Measuring long spans
Modern radar transmitters are nowadays capable of measuring the levels of very tall silos and tanks. Some radar transmitters are designed to cover distances greater than 60 m. Usually, however, it is extremely difficult to obtain high-resolution readings over such a wide range.
Some guided-wave radar and through-air transmitters utilise special electronic circuitry that includes very stable ramp generators. These generate a signal waveform that duplicates the reflected waveform, albeit in a much slower time frame. Only highly stable and accurate electronics can obtain resolution levels in the region of a few ten thousandths of an inch over a whole span – sufficiently accurate to meet the needs of almost any application.
However, guided-wave radar offers a clear advantage over through-air since the microwave energy is focused and travels along the waveguide, making this technology much more suitable for long measuring lengths particularly with low dielectric products.
MT2000 guided-wave radar
K-Tek’s MT2000 offers the traditional advantages of radar level measurement, such as measuring both liquids and solids, with no moving parts.

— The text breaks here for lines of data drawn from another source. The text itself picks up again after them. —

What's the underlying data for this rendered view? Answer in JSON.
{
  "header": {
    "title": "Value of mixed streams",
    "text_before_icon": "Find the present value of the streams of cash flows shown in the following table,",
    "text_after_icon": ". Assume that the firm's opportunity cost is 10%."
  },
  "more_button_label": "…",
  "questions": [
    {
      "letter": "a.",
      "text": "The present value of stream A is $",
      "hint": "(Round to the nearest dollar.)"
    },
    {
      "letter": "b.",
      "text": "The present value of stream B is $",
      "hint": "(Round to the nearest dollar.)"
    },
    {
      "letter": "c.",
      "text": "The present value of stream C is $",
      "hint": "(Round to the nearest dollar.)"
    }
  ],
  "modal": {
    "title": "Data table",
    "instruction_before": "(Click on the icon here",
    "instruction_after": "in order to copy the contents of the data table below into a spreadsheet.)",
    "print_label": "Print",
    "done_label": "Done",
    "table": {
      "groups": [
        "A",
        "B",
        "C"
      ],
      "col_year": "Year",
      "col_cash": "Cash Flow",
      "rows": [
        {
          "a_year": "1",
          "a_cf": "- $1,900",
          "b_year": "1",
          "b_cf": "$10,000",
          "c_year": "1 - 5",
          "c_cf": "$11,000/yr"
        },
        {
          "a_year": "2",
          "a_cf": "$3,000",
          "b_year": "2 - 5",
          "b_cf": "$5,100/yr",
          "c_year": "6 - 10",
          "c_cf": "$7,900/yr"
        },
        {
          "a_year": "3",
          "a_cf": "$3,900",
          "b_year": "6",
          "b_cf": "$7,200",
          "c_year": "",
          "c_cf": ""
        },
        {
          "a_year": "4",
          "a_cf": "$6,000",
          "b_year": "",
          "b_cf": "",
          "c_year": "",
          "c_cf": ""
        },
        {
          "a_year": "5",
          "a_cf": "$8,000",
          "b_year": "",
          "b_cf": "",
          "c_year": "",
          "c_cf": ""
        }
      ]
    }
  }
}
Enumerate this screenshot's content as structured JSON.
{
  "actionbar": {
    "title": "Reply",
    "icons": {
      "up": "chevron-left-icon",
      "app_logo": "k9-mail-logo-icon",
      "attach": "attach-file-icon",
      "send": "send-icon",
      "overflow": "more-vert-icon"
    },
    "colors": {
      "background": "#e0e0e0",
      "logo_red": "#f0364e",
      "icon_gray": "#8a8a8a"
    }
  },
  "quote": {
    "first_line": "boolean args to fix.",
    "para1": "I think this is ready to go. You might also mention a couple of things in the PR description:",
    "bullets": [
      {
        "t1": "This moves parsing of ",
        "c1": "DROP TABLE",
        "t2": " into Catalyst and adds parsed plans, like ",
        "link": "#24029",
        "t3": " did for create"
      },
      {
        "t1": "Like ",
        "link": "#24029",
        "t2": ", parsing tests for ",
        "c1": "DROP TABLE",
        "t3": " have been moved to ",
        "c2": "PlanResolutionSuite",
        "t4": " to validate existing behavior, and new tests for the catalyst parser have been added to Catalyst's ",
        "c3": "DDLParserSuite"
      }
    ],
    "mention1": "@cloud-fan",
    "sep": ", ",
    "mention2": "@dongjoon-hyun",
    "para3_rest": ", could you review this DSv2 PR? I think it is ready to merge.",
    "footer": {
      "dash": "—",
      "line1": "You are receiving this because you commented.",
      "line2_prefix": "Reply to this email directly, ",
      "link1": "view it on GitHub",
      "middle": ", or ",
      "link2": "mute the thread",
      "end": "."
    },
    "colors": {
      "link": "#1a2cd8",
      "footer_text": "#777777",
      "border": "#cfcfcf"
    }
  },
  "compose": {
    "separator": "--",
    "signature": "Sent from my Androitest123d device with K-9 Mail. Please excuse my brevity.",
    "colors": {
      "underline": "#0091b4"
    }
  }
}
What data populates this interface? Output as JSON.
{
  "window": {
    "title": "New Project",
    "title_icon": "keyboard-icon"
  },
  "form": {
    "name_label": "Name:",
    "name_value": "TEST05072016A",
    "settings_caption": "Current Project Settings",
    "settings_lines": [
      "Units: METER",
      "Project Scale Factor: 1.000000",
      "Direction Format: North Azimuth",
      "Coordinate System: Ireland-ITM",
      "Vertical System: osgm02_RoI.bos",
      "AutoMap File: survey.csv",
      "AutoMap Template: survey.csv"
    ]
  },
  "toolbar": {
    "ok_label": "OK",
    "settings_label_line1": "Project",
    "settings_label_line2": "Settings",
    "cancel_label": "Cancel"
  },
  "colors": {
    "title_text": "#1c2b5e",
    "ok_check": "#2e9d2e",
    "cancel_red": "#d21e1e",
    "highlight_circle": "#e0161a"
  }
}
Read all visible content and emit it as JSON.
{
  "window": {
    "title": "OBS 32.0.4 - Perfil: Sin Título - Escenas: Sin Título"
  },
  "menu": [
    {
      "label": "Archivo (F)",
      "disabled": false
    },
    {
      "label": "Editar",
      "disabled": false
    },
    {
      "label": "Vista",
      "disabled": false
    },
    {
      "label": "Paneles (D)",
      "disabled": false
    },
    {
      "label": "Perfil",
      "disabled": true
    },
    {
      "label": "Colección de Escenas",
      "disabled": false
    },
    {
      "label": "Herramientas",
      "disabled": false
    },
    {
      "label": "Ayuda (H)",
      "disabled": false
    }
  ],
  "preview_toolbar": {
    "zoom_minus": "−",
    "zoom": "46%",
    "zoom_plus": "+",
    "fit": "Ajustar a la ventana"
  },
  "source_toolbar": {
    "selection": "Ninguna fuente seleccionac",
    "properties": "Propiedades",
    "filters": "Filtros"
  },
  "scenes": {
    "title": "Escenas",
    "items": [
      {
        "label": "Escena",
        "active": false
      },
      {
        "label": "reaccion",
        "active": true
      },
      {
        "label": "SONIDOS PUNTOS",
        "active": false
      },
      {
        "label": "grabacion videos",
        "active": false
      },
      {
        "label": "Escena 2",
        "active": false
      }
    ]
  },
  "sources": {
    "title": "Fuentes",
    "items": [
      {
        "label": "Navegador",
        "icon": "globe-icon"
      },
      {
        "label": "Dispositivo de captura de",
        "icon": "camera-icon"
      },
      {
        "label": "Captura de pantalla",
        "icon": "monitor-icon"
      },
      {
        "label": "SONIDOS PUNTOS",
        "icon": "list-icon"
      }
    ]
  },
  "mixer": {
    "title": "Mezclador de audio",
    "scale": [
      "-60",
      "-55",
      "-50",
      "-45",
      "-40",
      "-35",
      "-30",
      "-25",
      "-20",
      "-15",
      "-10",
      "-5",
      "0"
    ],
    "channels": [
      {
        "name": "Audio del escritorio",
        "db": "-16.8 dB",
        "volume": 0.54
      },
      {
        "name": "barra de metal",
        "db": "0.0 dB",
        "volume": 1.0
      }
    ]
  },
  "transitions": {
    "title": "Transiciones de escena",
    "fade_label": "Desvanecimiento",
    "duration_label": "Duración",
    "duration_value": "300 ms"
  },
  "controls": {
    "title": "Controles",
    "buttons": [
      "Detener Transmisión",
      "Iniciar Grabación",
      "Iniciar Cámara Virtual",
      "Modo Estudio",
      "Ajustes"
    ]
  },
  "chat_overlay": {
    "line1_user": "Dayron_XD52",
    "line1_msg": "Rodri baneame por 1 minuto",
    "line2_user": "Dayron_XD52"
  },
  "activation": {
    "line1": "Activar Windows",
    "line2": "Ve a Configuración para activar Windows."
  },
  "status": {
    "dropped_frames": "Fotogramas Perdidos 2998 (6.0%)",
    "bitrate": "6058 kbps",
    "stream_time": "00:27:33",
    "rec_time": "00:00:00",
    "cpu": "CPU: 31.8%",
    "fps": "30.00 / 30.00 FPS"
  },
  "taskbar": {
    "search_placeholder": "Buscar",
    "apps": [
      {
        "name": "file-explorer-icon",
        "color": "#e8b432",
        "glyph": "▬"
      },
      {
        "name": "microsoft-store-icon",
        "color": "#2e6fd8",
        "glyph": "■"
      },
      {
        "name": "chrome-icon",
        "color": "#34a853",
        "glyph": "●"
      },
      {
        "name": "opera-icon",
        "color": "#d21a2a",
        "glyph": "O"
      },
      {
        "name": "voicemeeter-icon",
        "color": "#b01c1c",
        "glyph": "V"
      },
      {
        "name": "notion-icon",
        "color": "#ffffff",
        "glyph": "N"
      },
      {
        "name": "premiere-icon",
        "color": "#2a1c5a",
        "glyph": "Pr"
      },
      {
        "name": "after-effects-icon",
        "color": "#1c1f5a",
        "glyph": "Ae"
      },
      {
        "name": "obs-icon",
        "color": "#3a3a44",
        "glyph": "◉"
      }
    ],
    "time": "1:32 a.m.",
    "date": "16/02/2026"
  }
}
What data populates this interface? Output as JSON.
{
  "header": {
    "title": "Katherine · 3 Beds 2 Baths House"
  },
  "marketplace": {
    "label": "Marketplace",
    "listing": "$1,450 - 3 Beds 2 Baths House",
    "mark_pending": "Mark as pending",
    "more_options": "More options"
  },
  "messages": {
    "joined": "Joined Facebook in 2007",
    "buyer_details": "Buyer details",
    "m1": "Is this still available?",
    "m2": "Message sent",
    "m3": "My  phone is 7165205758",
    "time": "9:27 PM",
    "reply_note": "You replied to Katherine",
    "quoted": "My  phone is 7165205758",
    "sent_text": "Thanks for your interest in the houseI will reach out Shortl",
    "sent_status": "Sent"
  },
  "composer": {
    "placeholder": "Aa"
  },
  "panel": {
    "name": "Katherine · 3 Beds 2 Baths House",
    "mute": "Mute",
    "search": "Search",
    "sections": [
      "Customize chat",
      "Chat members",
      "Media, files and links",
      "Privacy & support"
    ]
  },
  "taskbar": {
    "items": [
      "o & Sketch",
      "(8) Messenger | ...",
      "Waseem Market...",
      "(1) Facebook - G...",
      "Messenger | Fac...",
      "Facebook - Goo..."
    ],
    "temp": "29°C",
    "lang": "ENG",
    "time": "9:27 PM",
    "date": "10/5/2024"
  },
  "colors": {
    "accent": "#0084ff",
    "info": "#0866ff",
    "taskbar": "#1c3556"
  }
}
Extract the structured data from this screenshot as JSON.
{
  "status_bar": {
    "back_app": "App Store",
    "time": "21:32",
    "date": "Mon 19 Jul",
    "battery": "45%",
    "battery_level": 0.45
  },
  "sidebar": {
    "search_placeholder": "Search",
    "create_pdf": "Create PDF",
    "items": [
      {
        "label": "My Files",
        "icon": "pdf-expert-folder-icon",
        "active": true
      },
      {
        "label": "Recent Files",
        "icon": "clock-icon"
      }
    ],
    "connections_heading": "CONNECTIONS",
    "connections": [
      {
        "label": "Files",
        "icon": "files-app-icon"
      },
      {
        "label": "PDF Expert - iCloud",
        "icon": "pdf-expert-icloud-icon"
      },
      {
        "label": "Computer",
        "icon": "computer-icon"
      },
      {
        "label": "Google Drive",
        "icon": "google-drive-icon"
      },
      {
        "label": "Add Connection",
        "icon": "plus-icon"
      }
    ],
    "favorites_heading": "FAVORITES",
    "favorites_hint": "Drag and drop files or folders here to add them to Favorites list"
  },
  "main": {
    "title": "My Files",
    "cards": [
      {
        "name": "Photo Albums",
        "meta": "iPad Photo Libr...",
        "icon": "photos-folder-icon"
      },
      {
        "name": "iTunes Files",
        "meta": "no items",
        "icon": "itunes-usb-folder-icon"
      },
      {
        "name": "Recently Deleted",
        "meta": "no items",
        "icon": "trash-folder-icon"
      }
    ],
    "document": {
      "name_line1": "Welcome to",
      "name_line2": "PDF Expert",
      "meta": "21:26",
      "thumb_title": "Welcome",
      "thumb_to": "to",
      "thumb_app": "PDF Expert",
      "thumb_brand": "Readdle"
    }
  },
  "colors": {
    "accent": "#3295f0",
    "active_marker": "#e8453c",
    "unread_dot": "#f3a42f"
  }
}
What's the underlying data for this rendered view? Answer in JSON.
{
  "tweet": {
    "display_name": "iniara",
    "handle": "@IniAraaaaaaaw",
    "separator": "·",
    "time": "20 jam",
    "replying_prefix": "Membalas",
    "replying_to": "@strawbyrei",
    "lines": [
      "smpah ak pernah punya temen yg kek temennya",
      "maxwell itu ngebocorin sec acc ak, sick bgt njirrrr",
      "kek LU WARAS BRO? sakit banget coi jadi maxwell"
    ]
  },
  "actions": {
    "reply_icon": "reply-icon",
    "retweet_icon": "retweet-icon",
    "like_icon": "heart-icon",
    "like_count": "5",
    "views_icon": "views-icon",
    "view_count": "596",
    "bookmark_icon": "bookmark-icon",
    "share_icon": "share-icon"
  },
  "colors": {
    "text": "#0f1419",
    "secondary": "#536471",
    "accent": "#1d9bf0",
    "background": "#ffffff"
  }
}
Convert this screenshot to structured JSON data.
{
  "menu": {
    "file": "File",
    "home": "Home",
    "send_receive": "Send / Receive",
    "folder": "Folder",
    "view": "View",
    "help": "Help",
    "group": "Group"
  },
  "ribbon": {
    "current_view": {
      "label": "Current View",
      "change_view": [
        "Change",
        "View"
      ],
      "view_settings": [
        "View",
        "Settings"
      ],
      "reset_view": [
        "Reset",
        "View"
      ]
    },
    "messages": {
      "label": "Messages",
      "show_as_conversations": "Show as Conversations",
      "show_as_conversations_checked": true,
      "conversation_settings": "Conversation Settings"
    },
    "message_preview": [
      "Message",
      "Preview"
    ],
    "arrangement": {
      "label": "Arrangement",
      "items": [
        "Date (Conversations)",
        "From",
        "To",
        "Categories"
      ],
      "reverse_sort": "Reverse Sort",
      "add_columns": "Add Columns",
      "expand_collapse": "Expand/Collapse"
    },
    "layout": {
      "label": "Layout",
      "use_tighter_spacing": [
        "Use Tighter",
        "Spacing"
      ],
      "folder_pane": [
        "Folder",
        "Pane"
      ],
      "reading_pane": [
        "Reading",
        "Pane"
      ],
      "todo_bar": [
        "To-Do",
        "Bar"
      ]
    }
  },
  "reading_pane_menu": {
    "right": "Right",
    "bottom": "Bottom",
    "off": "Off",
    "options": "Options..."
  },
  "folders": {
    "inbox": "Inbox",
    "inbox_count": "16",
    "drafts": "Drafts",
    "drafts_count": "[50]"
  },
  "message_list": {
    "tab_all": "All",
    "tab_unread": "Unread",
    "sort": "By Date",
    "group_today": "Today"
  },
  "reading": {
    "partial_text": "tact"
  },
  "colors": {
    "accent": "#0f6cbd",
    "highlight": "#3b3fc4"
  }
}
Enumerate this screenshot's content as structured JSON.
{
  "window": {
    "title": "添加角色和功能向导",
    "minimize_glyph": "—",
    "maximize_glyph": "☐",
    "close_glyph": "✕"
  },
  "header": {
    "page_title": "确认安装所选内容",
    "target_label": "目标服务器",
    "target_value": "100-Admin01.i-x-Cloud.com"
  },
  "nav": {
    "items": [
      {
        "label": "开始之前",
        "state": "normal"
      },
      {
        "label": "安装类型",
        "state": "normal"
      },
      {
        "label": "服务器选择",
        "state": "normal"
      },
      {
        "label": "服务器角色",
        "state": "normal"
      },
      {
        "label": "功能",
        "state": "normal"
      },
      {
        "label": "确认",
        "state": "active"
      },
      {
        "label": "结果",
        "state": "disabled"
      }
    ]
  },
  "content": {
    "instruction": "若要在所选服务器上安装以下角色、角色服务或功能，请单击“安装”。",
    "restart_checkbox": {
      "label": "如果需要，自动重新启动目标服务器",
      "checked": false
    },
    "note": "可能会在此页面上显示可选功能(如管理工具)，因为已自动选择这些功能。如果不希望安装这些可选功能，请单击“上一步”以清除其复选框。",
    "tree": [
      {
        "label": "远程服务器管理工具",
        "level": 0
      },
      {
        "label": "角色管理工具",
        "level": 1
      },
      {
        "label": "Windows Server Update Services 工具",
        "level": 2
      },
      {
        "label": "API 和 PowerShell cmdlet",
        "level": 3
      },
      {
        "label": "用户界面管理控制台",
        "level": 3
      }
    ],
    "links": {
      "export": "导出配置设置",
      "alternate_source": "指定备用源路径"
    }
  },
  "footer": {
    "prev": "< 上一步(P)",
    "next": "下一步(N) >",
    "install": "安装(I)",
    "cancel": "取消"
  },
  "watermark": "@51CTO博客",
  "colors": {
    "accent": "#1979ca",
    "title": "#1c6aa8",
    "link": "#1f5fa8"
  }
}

Yet the MT2000 goes one step further by employing a metallic probe to effectively act as a waveguide that directs the microwave pulses, thus eliminating the beam divergence common to conventional non-contact radar transmitters. Since the MT2000 has no beam divergence, there are also no false signals or echoes from objects other than the product surface, and there is no need to spend many hours programming the unit to ignore erroneous readings from the sides of the tank or other internal structures. Setting up the MT2000 is easily accomplished via onboard pushbuttons – no laptop computer or special software is required. The MT2000’s probe can be cut to size in the field from 2 to 100 feet (0.6 to 30.5 m), and can even operate when bent in many applications.